New York, April 30, 2012–Authorities must immediately investigate the murder of Mexican journalist Regina Martínez Pérez, determine the motive, and ensure the perpetrators are brought to justice, the Committee to Protect Journalists said today.
The body of Martínez was found in her home on Saturday evening in Xalapa, the capital of the Gulf Coast state of Veracruz, according to news reports. She had been badly beaten around the face and ribs and had been strangled to death, news reports said. The state attorney general, Amadeo Flores Espinoza, said in a news briefing that it appeared her TV, cellphones, and computer had been stolen.

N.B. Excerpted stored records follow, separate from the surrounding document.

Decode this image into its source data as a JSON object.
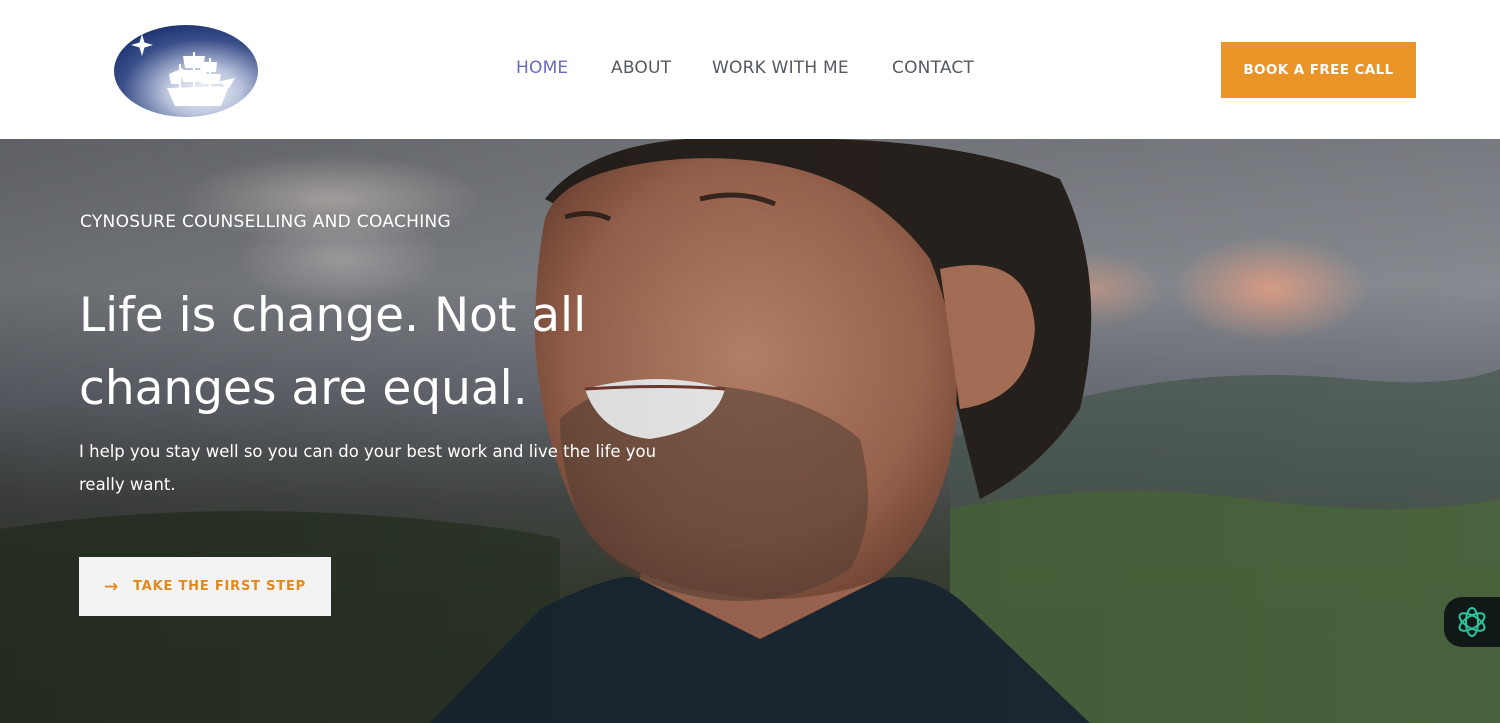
{
  "header": {
    "logo": {
      "icon": "ship-star-logo",
      "colors": {
        "navy": "#1e3370",
        "light": "#f2f4fa"
      }
    },
    "nav": [
      {
        "label": "HOME",
        "active": true
      },
      {
        "label": "ABOUT",
        "active": false
      },
      {
        "label": "WORK WITH ME",
        "active": false
      },
      {
        "label": "CONTACT",
        "active": false
      }
    ],
    "cta_label": "BOOK A FREE CALL"
  },
  "hero": {
    "eyebrow": "CYNOSURE COUNSELLING AND COACHING",
    "headline_line1": "Life is change. Not all",
    "headline_line2": "changes are equal.",
    "subtitle_line1": "I help you stay well so you can do your best work and live the life you",
    "subtitle_line2": "really want.",
    "button_label": "TAKE THE FIRST STEP",
    "button_icon": "arrow-right-icon",
    "background_image": "smiling-man-outdoors-photo"
  },
  "widget": {
    "icon": "assistant-sparkle-icon"
  },
  "colors": {
    "accent": "#ea9428",
    "nav_active": "#6a6ac0",
    "nav": "#555a61",
    "hero_button_text": "#e08a1e"
  }
}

Martínez had worked for the national magazine Proceso for more than 10 years and was known for her in-depth reporting on drug cartels and the links between organized crime and government officials. In the week before her murder, she covered the arrest of an allegedly high-ranking leader of the Zetas; the arrests of nine police officers charged with working for a cartel; and the story of a local mayor who was arrested with other alleged cartel gunmen after a shootout with the Mexican Army, according to news reports.
“Regina would always write about one-third more of the real truth than I dared to do in any story we covered. And I write more than most reporters,” a journalist from Xalapa, who asked to remain anonymous for his safety, told CPJ. Martínez’ colleagues said she had not told them about any threats prior to her death.

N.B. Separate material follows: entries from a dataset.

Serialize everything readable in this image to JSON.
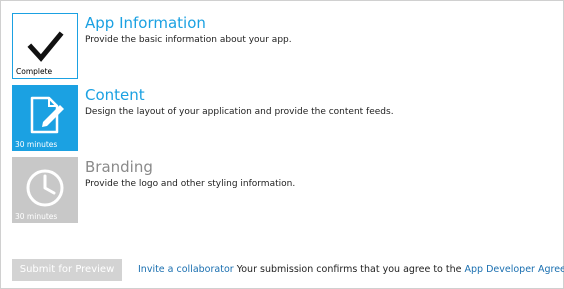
{
  "steps": [
    {
      "title": "App Information",
      "description": "Provide the basic information about your app.",
      "status": "Complete",
      "icon": "checkmark-icon",
      "state": "complete"
    },
    {
      "title": "Content",
      "description": "Design the layout of your application and provide the content feeds.",
      "status": "30 minutes",
      "icon": "edit-document-icon",
      "state": "active"
    },
    {
      "title": "Branding",
      "description": "Provide the logo and other styling information.",
      "status": "30 minutes",
      "icon": "clock-icon",
      "state": "disabled"
    }
  ],
  "footer": {
    "submit_label": "Submit for Preview",
    "invite_link": "Invite a collaborator",
    "agreement_text": "Your submission confirms that you agree to the",
    "agreement_link": "App Developer Agreement"
  },
  "colors": {
    "accent": "#1ba1e2",
    "disabled": "#c8c8c8",
    "link": "#1a6fb0"
  }
}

The office of the state governor, Javier Duarte de Ochoa, said he had ordered a special group of agents to investigate the murder. Proceso stated on its website that the state government had granted the magazine staff access to any information resulting from the investigation. The magazine also said that its executives had told the governor on Sunday that they were skeptical that the investigation would succeed because of the systemic dysfunction in the country.
“We condemn the brutal murder of Regina Martínez Pérez,” said Carlos Lauría, CPJ’s senior program coordinator for the Americas. “Mexican authorities must break the deadly cycle of impunity in crimes against the press by fully investigating this murder and bringing those responsible to justice.”
The federal attorney general’s office said it would closely monitor the investigation to decide if federal laws had been violated in the murder and whether federal authorities should take over the case. News accounts have reported that both the state and federal human rights commissions are joining the investigation.
In March, the Mexican Senate approved a long-discussed constitutional amendment that, if passed by a majority of states, would federalize anti-press crimes and transfer investigative powers to national authorities. Ten of 17 state legislatures have passed the bill so far, according to the local press freedom organization Fundalex.
Veracruz, where four journalists were murdered in 2011, is one of Mexico’s most dangerous states for the press, according to CPJ research. The state is a battleground for two organized crime cartels, the Zetas and the Sinaloa, CPJ research shows. Journalists say there is widespread corruption in local government, and in recent months there has been an escalation in violence.
Since 2006, more than 40 journalists have been killed or disappeared in Mexico, according to CPJ research. Due to a mixture of negligence and pervasive corruption among law enforcement officials, particularly at the state level, crimes against the Mexican press are almost entirely unsolved, CPJ research shows. Mexico appeared in 8th place in CPJ’s 2012 Impunity Index, which spotlights countries where journalists are slain and their killers go free.